[Exercise goal]
All records below are to be set down precisely as written, excluding pictures.

[The records]

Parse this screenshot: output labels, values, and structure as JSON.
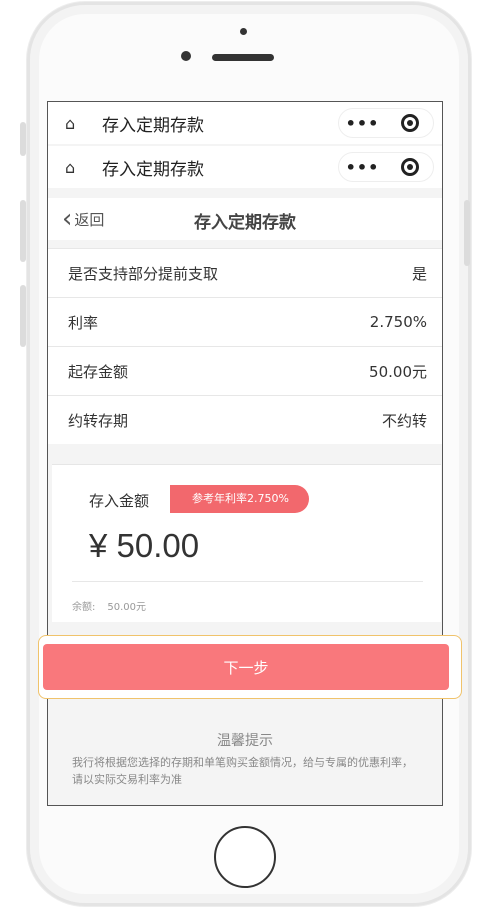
{
  "mini_program_header": {
    "home_icon": "home-icon",
    "title": "存入定期存款",
    "more_icon": "•••",
    "close_icon": "target-icon"
  },
  "nav": {
    "back_label": "返回",
    "back_icon": "chevron-left-icon",
    "title": "存入定期存款"
  },
  "info": [
    {
      "key": "是否支持部分提前支取",
      "value": "是"
    },
    {
      "key": "利率",
      "value": "2.750%"
    },
    {
      "key": "起存金额",
      "value": "50.00元"
    },
    {
      "key": "约转存期",
      "value": "不约转"
    }
  ],
  "deposit": {
    "label": "存入金额",
    "rate_badge": "参考年利率2.750%",
    "amount": "¥ 50.00",
    "balance_label": "余额:",
    "balance_value": "50.00元"
  },
  "next_button": "下一步",
  "tips": {
    "title": "温馨提示",
    "text": "我行将根据您选择的存期和单笔购买金额情况，给与专属的优惠利率，请以实际交易利率为准"
  },
  "colors": {
    "accent": "#f9787c",
    "badge": "#f2686d",
    "focus_outline": "#f0c36b"
  }
}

[Solution for this problem]
Parse this screenshot: output labels, values, and structure as JSON.
{
  "mini_program_header": {
    "home_icon": "home-icon",
    "title": "存入定期存款",
    "more_icon": "•••",
    "close_icon": "target-icon"
  },
  "nav": {
    "back_label": "返回",
    "back_icon": "chevron-left-icon",
    "title": "存入定期存款"
  },
  "info": [
    {
      "key": "是否支持部分提前支取",
      "value": "是"
    },
    {
      "key": "利率",
      "value": "2.750%"
    },
    {
      "key": "起存金额",
      "value": "50.00元"
    },
    {
      "key": "约转存期",
      "value": "不约转"
    }
  ],
  "deposit": {
    "label": "存入金额",
    "rate_badge": "参考年利率2.750%",
    "amount": "¥ 50.00",
    "balance_label": "余额:",
    "balance_value": "50.00元"
  },
  "next_button": "下一步",
  "tips": {
    "title": "温馨提示",
    "text": "我行将根据您选择的存期和单笔购买金额情况，给与专属的优惠利率，请以实际交易利率为准"
  },
  "colors": {
    "accent": "#f9787c",
    "badge": "#f2686d",
    "focus_outline": "#f0c36b"
  }
}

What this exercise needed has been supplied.